Head of Oceans and Freshwater, UNEP
When it comes to our planet’s underwater blue ecosystems — kelp forests, coral reefs, seagrass meadows and mangroves — out of sight is often out of mind. However, this is changing.
As we learn more about the ocean — currently, 80% remains unexplored and 91% of species unidentified — we come to appreciate that its blue ecosystem services are essential to the wellbeing of our human and non-human populations.
Ways blue ecosystems give us life
From fostering fish populations — which ensures food security — to sequestering carbon and providing natural infrastructure that protects coastlines from storms, life below water is hard at work.
Local communities rely on blue ecosystems for their livelihoods and as part of their cultural heritage. Mangroves, for example, provide food, building materials, coastal protection and natural spaces for an estimated 2.4 billion people living within 100 km of the world’s coastline.
Many countries, particularly island nations, rely heavily on blue ecosystems’ ability to attract tourism. The medicinal value of underwater resources is also being increasingly explored and recognised.
We must ensure that life on land does not destroy life below water.
Damage we have caused and how to fix it

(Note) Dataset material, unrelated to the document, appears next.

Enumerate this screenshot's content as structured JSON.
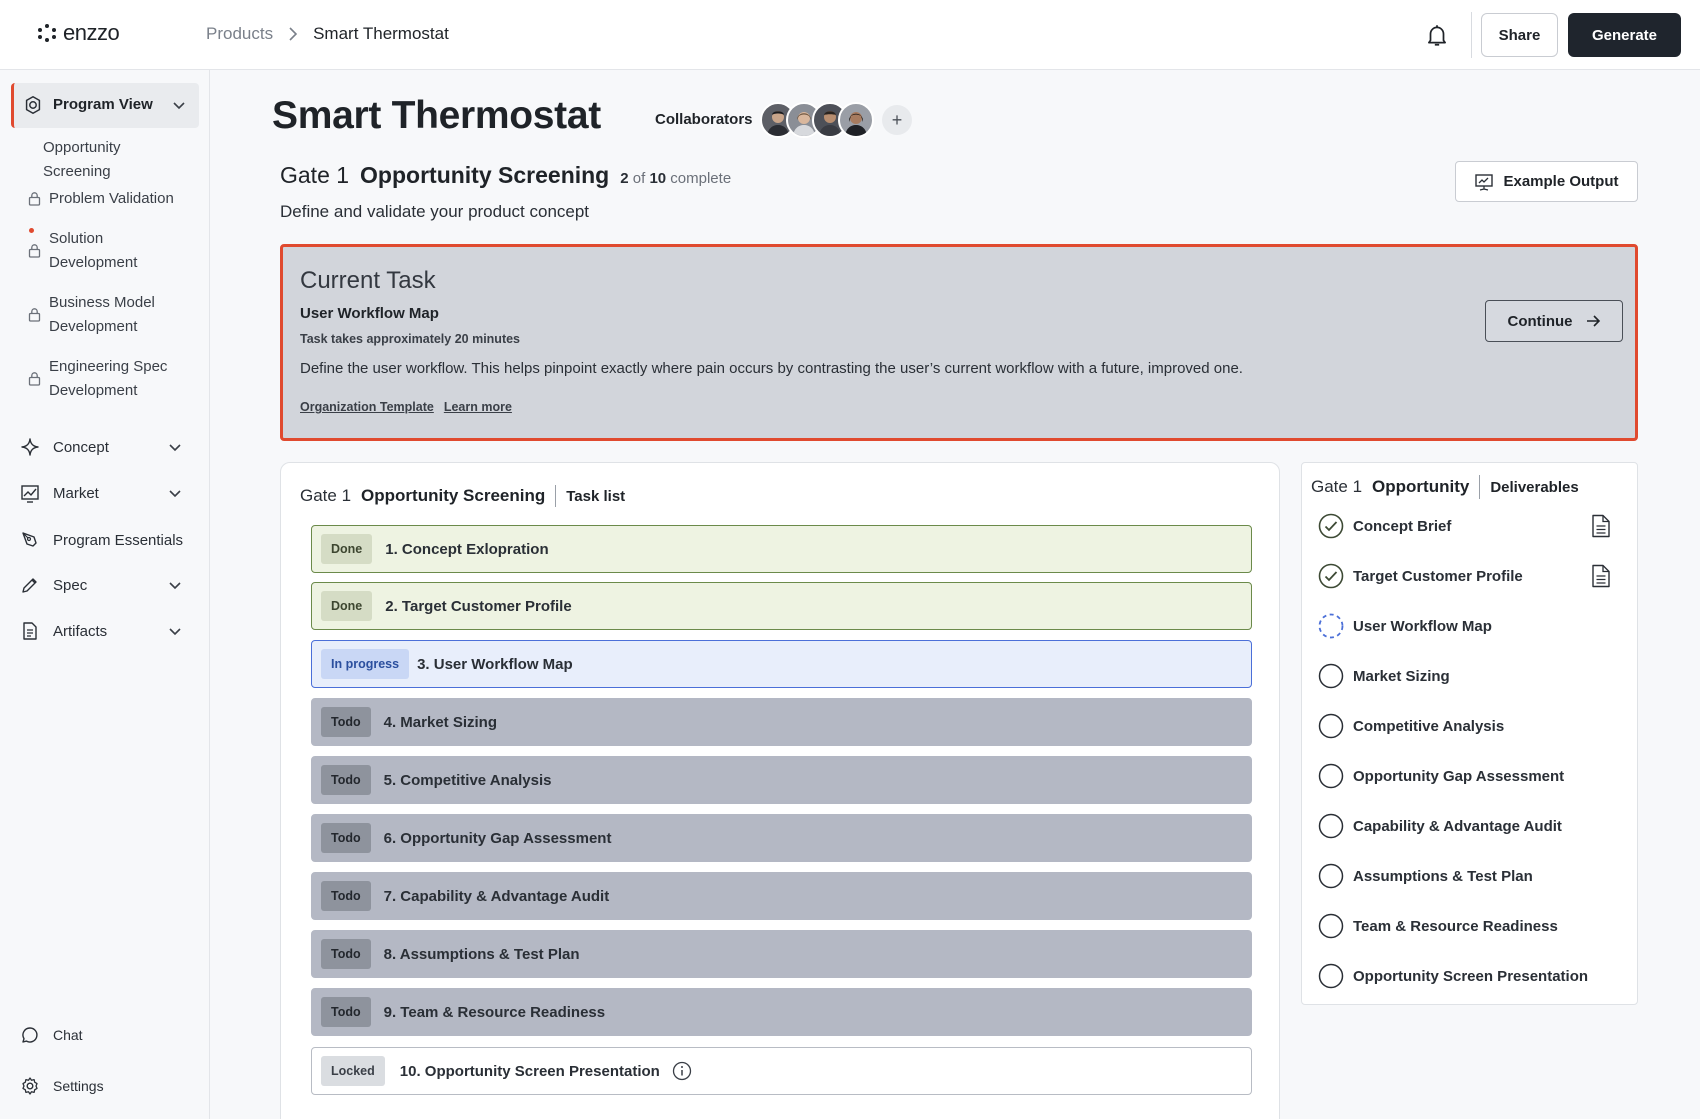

Despite the existential role that blue ecosystems play in the lives of human and non-human species, human activity is destroying them at an alarming rate. Between 2009 and 2018, about 11,700 square kilometres of hard coral — more than all the coral currently living on Australia’s coral reefs — were lost.
In the past 50 years, up to 50% of kelp forests have been degraded. We lose a football field of seagrass every 30 minutes. Between 1996 and 2020, mangrove forest loss led to an overall reduction of 139 megatonnes of carbon stocks. That is equivalent to approximately four times the global CO2 emissions of fossil fuel burning and the manufacture of cement in 2018.
We must ensure that life on land does not destroy life below water. We should undertake activities that truly value the nature-based solutions offered by our blue planet. By increasing our evidence base and advocating for sustainable blue economies that work with — instead of against — nature, we can better inform policy and show that nature is not a ‘nice to have’ but a must-have. It must be protected, sustainably managed, restored and financed accordingly.